I can bring a moral to bear here which shows the difference between theoretical morals and practical morals. Theoretical morals are the sort you get on your mother’s knee, in good books, and from the pulpit. You gather them in your head, and not in your heart; they are theory without practice. Without the assistance of practice to perfect them, it is difficult to teach a child to “be honest, don’t steal.”
I will teach you how it should be done, lead you into temptation, teach you how to steal, so that you may recognize when you have stolen and feel the proper pangs. It is no good going round and bragging that you have never taken the chair.
As by the fires of experience, so by commission of crime, you learn real morals.
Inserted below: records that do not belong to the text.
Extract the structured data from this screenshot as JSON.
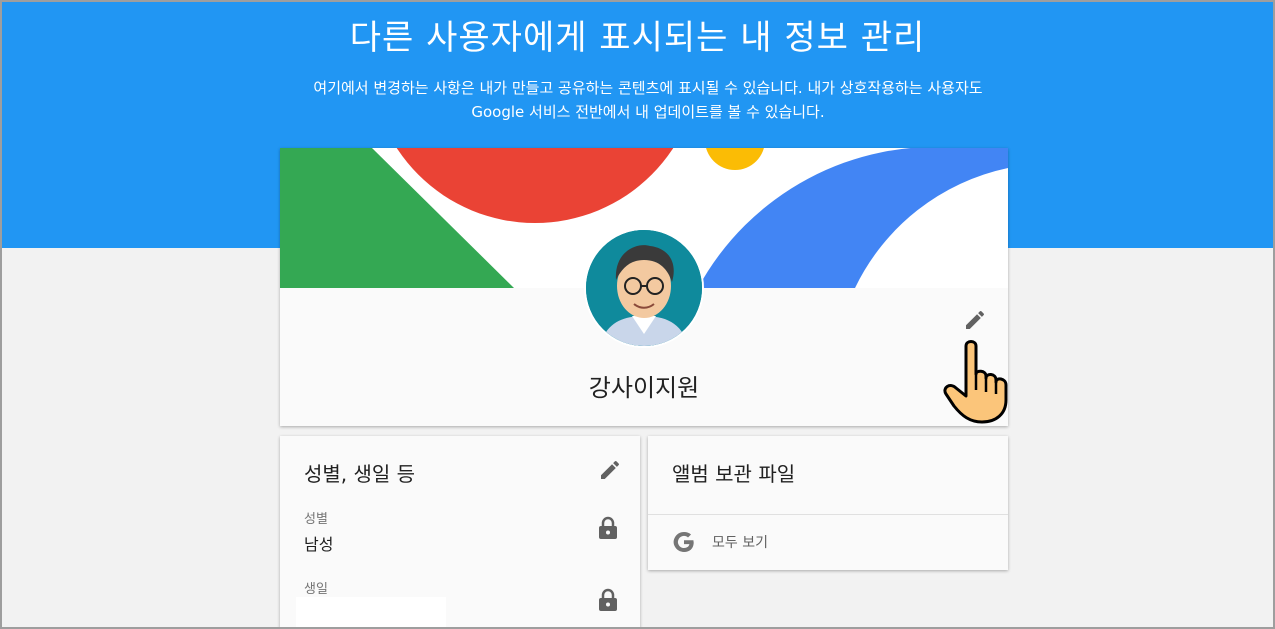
{
  "header": {
    "title": "다른 사용자에게 표시되는 내 정보 관리",
    "description": "여기에서 변경하는 사항은 내가 만들고 공유하는 콘텐츠에 표시될 수 있습니다. 내가 상호작용하는 사용자도 Google 서비스 전반에서 내 업데이트를 볼 수 있습니다."
  },
  "profile": {
    "name": "강사이지원"
  },
  "basic_info": {
    "title": "성별, 생일 등",
    "fields": [
      {
        "label": "성별",
        "value": "남성"
      },
      {
        "label": "생일",
        "value": ""
      }
    ]
  },
  "album": {
    "title": "앨범 보관 파일",
    "view_all": "모두 보기"
  },
  "colors": {
    "header_bg": "#2196f3",
    "google_red": "#ea4335",
    "google_green": "#34a853",
    "google_blue": "#4285f4",
    "google_yellow": "#fbbc05"
  },
  "icons": [
    "pencil-icon",
    "lock-icon",
    "google-g-icon",
    "pointer-hand-icon"
  ]
}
Commit all the crimes, familiarize yourself with all sins, take them in rotation (there are only two or three thousand of them), stick to it, commit two or three every day, and by and by you will be proof against them. When you are through you will be proof against all sins and morally perfect. You will be vaccinated against every possible commission of them. This is the only way.
Appropriately, Sam followed with the story of the stolen watermelon [MT Speaking 330-2]. *Chairman who
introduced Mark Twain: George Grossmith (1847-1912); British comedian.
June 30 Friday – In London, Livy wrote for Sam to Andrew Chatto, asking details for a watch she’d rec’d and wanted to exchange for a fancier case. She also wanted to enclose a letter from Mr. Blair, which Sam wanted sent. Sam had been trying for two days to get down to see Chatto and expected to go in the morning, but thought Chatto might like to see the letter and consider it first [MTP].
Sam’s notebook: “Tea—Max O’Rell’s. Stanleys. 8 Acacia Road, N.W” [NB 40 TS 57].
Harper & Brothers statement of this date credits Clemens with $1,562.71, payable Nov. 1899 [1899 financial file MTP].
July – Anne E. Keeling’s article, “American Humour: Mark Twain,” ran in the London Quarterly Review, p.147-62. Tenney: “(Source: Asselineau (1954), No. 18; reprinted in Anderson (1971), pp. 221-27.) Discusses the joking in IA, the irreverence in CY, the indictment of slavery in PW and FE, calling MT ‘this sturdy foe of oppression and injustice, this lover of the heroic and the magnanimous…who still continues to provide clean, wholesome food for laughter, under the familiar style of Mark Twain’” [30-1].
Charles Johnston’s article in Atlantic Monthly, “The True American Spirit in Literature,” p. 29-35 refers to Mark Twain, Harte, Cable, and Mary E. Wilkins Freeman, to show his idea that American literature is characterized by “light without color, and definition without atmosphere.” (At least this is true of Harte’s writings.) America lacks a sense of history, folklore and romance. Twain is referred to as “the greatest writer of them all, the greatest that this New World has yet seen.” Johnson also remarks on Sam’s “absence of religious sentiment,” and cites Buck Fanshaw’s funeral as an example of irreverence towards aristocrats [Wells 25].
July 1 Saturday – In London, England, Sam replied to Francis H. Skrine (Skrine’s not extant), after a visit proved the Skrine’s were not home.
Alas, we shall then be far out on the briny deep, & between this & then I see no chance for us to get together, on account of interfering engagements; but we shall be back by October, & then we shan’t have any difficulty about managing it. We were hoping to catch you at home today & say good-bye, but luck was against us—you were out [MTP].
Sam also wrote an aphorism-inscription for Afsa Horner in an autograph album: “To Afsa Horner: / Always be good & dutiful when it is handy, & never tell a lie except when it will get somebody into trouble that deserves it. / Truly Yours / Mark Twain / July 1, 1899” [MTP].
SLC used mourning border for most letters from Susy’s death on, then from Livy’s death on.